JC Grand customers can choose from a large selection of coatings, platings and other surface treatments. All zinc electroplating, both hexavalent and trivalent (RoHS compliant), is performed by JC Grand factories. All other coatings are performed by qualified factories that specialize in the respective coating. The primary goal is to match customer's performance and price requirements, every time.
Special finishes are applied to threaded fasteners to prevent corrosion or enhance appearance. For many assembly applications, fastener corrosion poses an overriding design concern. Coatings and plating can provide a barrier between two dissimilar materials, provide a protective barrier against outside elements, and enhance the cosmetic appearance of a product. The fastener application and performance determine which is most suitable. Usually coatings and plating are less expensive than going to an upgrade of material like stainless steel from a basic carbon steel.

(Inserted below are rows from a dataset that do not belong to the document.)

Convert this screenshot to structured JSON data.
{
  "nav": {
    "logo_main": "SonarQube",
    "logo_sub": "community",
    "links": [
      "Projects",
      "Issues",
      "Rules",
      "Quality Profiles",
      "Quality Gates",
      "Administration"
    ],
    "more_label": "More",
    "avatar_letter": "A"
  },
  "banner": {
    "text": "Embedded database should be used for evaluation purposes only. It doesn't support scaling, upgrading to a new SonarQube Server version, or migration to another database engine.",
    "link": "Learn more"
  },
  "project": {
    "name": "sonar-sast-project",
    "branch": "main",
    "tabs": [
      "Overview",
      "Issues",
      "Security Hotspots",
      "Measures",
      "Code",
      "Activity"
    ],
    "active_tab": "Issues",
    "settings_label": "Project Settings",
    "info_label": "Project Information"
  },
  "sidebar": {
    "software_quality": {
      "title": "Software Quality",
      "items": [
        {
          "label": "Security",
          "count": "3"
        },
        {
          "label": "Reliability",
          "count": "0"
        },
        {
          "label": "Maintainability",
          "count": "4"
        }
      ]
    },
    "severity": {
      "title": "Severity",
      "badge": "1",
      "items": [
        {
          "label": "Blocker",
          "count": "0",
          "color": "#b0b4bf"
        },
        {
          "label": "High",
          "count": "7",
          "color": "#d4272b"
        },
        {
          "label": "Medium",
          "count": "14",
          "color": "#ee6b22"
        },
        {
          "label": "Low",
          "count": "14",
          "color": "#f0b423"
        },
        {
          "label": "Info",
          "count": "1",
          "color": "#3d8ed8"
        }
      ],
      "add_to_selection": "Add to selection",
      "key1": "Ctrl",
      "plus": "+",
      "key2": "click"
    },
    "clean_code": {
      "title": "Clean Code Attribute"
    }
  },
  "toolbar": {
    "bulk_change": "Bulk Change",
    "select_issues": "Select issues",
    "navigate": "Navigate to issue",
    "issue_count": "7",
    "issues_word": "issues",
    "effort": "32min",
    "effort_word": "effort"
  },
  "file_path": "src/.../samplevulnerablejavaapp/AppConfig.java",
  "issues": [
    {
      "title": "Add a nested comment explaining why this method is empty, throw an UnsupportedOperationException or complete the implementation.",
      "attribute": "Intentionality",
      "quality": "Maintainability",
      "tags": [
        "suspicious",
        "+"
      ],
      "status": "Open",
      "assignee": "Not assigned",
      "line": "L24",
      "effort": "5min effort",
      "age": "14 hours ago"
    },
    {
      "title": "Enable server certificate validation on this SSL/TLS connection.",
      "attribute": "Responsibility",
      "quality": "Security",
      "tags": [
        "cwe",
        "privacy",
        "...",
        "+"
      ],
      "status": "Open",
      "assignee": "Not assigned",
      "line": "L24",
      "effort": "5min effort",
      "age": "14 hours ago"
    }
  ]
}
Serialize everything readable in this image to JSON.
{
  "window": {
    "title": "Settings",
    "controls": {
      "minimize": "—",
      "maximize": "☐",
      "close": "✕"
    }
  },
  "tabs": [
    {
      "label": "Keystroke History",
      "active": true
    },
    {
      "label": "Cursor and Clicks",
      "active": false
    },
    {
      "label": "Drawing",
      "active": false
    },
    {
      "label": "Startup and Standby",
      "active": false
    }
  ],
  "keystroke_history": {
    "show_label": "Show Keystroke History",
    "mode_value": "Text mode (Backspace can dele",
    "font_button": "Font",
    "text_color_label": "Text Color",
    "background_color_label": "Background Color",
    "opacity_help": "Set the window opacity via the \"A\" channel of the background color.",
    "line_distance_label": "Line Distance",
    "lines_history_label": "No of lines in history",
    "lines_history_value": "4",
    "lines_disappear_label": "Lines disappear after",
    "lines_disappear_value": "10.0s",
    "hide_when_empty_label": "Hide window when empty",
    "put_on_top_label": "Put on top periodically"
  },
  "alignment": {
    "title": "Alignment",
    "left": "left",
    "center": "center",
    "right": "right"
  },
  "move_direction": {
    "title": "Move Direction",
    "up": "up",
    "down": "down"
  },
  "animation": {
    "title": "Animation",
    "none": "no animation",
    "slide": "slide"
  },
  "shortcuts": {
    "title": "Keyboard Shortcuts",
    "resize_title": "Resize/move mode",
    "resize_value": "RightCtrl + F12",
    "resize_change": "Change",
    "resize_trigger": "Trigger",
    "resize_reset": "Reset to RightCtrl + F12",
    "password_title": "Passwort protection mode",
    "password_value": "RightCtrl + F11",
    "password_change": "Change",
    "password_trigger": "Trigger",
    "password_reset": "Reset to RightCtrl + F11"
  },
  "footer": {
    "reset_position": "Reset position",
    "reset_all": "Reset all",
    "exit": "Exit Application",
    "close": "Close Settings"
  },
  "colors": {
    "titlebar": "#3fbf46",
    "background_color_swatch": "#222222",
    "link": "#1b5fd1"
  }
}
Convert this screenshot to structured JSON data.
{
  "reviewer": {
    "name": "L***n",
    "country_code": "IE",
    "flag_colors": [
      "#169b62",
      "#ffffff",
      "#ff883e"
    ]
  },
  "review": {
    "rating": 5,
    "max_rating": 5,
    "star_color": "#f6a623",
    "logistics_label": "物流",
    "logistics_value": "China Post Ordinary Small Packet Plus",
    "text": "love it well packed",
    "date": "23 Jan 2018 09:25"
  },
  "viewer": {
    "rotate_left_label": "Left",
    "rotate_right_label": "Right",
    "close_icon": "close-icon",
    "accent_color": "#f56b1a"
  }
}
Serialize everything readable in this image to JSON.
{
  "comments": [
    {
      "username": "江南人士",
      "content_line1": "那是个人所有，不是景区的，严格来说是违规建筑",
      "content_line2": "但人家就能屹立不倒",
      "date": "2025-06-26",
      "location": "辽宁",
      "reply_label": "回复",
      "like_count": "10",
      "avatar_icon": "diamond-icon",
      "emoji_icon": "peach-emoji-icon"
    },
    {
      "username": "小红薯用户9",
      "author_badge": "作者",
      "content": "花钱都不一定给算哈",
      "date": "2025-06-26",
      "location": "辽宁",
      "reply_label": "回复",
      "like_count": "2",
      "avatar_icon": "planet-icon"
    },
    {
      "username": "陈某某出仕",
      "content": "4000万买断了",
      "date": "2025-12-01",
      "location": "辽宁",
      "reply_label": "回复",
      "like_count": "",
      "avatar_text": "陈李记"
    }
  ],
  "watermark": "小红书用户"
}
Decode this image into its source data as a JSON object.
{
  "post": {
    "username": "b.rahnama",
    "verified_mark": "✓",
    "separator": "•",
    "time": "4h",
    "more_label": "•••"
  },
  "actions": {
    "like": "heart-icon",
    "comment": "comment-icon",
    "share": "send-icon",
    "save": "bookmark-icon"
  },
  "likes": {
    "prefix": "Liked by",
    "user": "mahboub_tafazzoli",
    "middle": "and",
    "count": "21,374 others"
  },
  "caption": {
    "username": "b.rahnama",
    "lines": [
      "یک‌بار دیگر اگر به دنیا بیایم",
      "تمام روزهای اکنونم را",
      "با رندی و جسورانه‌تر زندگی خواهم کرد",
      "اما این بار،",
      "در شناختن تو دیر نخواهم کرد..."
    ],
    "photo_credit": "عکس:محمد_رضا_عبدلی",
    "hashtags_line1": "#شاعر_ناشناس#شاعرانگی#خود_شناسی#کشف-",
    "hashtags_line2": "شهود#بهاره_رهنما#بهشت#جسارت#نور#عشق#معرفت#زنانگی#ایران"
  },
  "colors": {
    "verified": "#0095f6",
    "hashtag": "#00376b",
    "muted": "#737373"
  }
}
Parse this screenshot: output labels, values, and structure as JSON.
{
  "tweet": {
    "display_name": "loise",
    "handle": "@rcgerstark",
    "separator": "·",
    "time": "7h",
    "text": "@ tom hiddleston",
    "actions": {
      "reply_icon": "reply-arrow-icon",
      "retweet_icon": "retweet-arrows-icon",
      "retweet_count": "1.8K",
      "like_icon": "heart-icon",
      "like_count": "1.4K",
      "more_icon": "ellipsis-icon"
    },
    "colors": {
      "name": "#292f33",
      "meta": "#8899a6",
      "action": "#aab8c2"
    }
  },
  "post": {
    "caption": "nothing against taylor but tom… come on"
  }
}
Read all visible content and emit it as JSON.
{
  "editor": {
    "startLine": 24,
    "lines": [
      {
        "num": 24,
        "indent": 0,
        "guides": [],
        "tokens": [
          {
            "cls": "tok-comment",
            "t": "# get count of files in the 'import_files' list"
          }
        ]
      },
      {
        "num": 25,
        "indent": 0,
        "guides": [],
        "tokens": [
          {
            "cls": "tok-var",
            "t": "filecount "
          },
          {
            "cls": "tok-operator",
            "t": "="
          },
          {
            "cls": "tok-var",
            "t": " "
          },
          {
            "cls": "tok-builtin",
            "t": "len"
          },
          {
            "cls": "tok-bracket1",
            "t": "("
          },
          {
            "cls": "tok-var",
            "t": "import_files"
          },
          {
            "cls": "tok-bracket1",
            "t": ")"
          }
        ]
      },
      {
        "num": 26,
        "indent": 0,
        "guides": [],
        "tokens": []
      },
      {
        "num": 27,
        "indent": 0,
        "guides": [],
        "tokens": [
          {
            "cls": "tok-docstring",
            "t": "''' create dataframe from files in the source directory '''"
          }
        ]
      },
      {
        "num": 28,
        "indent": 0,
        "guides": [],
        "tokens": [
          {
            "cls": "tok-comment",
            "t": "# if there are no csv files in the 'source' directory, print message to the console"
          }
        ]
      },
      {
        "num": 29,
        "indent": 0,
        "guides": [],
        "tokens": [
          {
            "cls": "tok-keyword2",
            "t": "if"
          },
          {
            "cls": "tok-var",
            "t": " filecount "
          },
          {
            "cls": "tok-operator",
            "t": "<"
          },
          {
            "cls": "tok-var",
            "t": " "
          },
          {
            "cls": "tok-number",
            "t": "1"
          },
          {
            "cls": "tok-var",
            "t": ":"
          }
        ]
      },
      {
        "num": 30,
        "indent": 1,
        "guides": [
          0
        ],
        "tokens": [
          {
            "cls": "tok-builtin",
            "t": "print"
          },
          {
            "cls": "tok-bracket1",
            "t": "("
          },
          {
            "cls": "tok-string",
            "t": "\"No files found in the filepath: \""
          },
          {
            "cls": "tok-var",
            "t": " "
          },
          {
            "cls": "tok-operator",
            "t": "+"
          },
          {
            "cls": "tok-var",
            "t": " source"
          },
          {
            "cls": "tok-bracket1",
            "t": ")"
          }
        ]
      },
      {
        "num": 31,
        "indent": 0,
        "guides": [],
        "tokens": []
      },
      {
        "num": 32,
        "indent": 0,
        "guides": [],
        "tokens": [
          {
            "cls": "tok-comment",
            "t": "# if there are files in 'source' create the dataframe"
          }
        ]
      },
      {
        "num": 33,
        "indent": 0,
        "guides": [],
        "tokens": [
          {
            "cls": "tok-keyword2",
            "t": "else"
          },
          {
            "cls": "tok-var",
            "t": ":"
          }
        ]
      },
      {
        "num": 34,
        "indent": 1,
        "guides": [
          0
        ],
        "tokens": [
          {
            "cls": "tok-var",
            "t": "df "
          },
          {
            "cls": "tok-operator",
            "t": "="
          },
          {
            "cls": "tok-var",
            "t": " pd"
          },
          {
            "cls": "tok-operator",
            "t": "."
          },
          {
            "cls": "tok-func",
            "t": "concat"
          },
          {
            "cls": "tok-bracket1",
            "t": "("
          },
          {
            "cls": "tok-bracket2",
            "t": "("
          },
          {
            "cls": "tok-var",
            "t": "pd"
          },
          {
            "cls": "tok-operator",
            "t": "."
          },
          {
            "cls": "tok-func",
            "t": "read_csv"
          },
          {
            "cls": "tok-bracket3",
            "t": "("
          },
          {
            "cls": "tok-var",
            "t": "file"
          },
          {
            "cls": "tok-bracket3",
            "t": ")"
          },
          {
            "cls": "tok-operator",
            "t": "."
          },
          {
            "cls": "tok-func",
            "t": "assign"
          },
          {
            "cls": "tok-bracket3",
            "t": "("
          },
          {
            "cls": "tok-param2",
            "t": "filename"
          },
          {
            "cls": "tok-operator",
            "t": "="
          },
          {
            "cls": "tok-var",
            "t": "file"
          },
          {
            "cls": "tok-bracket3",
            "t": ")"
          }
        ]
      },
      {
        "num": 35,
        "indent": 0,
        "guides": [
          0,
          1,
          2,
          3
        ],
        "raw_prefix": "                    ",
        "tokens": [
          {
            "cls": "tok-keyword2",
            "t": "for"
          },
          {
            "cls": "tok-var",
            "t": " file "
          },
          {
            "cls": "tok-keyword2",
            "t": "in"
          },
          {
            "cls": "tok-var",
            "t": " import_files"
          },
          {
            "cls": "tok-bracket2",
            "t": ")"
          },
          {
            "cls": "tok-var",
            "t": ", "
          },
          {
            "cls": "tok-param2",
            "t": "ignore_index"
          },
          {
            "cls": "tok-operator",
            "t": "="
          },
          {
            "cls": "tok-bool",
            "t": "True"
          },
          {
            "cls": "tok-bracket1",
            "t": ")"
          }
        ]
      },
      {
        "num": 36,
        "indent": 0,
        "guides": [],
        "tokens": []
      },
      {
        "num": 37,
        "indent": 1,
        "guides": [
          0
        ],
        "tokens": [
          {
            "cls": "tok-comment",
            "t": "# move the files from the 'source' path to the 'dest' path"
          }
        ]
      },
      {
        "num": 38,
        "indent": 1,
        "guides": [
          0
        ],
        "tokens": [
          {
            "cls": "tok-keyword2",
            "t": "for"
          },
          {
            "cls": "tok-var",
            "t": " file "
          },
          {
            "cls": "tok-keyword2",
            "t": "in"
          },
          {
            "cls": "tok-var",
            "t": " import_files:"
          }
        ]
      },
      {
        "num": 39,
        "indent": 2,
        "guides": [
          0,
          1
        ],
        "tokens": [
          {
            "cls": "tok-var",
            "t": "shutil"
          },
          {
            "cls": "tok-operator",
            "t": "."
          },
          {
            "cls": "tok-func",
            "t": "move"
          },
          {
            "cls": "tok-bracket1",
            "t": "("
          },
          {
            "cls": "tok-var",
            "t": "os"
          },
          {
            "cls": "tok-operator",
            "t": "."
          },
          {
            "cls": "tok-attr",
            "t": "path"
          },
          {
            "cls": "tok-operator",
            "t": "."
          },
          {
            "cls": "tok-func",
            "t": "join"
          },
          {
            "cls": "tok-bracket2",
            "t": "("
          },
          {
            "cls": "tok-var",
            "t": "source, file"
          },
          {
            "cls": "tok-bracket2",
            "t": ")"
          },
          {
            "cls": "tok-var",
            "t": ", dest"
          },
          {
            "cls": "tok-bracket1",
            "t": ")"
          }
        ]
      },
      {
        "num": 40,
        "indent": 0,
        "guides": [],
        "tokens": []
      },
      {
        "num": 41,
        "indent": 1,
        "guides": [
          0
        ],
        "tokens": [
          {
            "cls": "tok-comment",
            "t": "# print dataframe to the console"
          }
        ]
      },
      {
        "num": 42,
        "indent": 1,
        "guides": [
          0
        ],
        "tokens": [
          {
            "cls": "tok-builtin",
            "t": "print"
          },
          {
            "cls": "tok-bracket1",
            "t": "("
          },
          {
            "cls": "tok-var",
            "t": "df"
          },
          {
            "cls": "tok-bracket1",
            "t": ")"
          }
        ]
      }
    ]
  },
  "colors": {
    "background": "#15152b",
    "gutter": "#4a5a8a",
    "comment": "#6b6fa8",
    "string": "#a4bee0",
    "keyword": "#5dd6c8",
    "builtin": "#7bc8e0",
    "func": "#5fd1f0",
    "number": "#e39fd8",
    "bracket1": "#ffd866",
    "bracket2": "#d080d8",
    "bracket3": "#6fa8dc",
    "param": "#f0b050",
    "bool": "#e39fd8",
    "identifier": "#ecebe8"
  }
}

Coatings provide multiple barriers to corrosion. Coatings are typically applied using the dip-spin process. A mesh basket filled with fasteners is immersed in the coating slurry. It is then removed and spun to eliminate excess coating. Afterward, the fasteners are put through a baking oven to cure the coating. This process is someArial repeated between two and four Arial to build up the required coating thickness.
Unfortunately, this application process creates a nonuniform coating thickness that can prove troublesome on threaded fasteners. For correct torque and thread fit, a consistent thickness is needed. Teflon can be added to the coating to create uniform and predictable friction characteristics.
Coated fasteners have a very high salt spray performance (between 400 and 1,000 hours). Coatings typically offer better corrosion protection than plating. They also offer consistent torque tension characteristics. However, coatings are not suitable for very small parts.
Typically, plating offers only a single barrier and is applied electrolytically. The fastener is the cathode in the electrolytic bath. The metal to be plated onto the fastener is the anode. As long as current flows, the plating will continue to build on itself. Thus, plating thickness is controlled by voltage applied and the length of time that the voltage is applied. Most plating is 5 to 8 microns thick.
Fastener coatings and plating can be categorized into three major groups: phosphate with oil or wax; organic; and metallic (which are electroplated or mechanically applied).